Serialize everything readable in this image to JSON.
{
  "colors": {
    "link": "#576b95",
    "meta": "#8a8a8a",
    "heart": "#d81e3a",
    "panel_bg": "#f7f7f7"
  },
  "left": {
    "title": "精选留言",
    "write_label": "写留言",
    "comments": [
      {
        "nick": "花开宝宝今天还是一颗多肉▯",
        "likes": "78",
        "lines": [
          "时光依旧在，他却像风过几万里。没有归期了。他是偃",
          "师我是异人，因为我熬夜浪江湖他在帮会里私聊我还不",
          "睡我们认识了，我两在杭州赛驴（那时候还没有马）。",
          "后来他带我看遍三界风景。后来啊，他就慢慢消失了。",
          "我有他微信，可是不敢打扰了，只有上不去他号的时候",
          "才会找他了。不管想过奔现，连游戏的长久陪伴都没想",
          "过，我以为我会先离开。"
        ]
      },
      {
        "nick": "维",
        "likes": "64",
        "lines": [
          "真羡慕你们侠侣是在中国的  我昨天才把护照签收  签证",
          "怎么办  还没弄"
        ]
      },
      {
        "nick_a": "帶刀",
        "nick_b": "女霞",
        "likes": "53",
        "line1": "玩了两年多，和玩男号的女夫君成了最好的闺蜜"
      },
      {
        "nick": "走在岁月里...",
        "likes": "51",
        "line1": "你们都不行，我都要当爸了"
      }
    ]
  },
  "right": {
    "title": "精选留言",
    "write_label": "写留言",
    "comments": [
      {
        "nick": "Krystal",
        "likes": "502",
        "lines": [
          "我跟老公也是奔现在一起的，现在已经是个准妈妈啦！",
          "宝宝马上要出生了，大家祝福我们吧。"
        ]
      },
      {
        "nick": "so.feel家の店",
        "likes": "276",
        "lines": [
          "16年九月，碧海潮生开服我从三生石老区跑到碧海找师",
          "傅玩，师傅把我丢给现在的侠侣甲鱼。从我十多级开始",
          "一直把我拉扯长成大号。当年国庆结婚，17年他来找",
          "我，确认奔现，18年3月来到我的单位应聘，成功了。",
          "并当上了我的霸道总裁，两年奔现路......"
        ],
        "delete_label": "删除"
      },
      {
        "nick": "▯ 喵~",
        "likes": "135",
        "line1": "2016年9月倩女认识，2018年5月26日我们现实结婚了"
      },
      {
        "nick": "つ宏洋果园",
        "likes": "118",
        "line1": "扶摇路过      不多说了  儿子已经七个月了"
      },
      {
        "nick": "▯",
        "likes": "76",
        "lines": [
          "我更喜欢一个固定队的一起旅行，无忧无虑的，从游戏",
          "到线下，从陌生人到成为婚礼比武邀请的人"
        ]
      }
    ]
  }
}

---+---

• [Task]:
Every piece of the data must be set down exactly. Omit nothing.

• [Answer below]:
Serialize everything readable in this image to JSON.
{
  "colors": {
    "link": "#576b95",
    "meta": "#8a8a8a",
    "heart": "#d81e3a",
    "panel_bg": "#f7f7f7"
  },
  "left": {
    "title": "精选留言",
    "write_label": "写留言",
    "comments": [
      {
        "nick": "花开宝宝今天还是一颗多肉▯",
        "likes": "78",
        "lines": [
          "时光依旧在，他却像风过几万里。没有归期了。他是偃",
          "师我是异人，因为我熬夜浪江湖他在帮会里私聊我还不",
          "睡我们认识了，我两在杭州赛驴（那时候还没有马）。",
          "后来他带我看遍三界风景。后来啊，他就慢慢消失了。",
          "我有他微信，可是不敢打扰了，只有上不去他号的时候",
          "才会找他了。不管想过奔现，连游戏的长久陪伴都没想",
          "过，我以为我会先离开。"
        ]
      },
      {
        "nick": "维",
        "likes": "64",
        "lines": [
          "真羡慕你们侠侣是在中国的  我昨天才把护照签收  签证",
          "怎么办  还没弄"
        ]
      },
      {
        "nick_a": "帶刀",
        "nick_b": "女霞",
        "likes": "53",
        "line1": "玩了两年多，和玩男号的女夫君成了最好的闺蜜"
      },
      {
        "nick": "走在岁月里...",
        "likes": "51",
        "line1": "你们都不行，我都要当爸了"
      }
    ]
  },
  "right": {
    "title": "精选留言",
    "write_label": "写留言",
    "comments": [
      {
        "nick": "Krystal",
        "likes": "502",
        "lines": [
          "我跟老公也是奔现在一起的，现在已经是个准妈妈啦！",
          "宝宝马上要出生了，大家祝福我们吧。"
        ]
      },
      {
        "nick": "so.feel家の店",
        "likes": "276",
        "lines": [
          "16年九月，碧海潮生开服我从三生石老区跑到碧海找师",
          "傅玩，师傅把我丢给现在的侠侣甲鱼。从我十多级开始",
          "一直把我拉扯长成大号。当年国庆结婚，17年他来找",
          "我，确认奔现，18年3月来到我的单位应聘，成功了。",
          "并当上了我的霸道总裁，两年奔现路......"
        ],
        "delete_label": "删除"
      },
      {
        "nick": "▯ 喵~",
        "likes": "135",
        "line1": "2016年9月倩女认识，2018年5月26日我们现实结婚了"
      },
      {
        "nick": "つ宏洋果园",
        "likes": "118",
        "line1": "扶摇路过      不多说了  儿子已经七个月了"
      },
      {
        "nick": "▯",
        "likes": "76",
        "lines": [
          "我更喜欢一个固定队的一起旅行，无忧无虑的，从游戏",
          "到线下，从陌生人到成为婚礼比武邀请的人"
        ]
      }
    ]
  }
}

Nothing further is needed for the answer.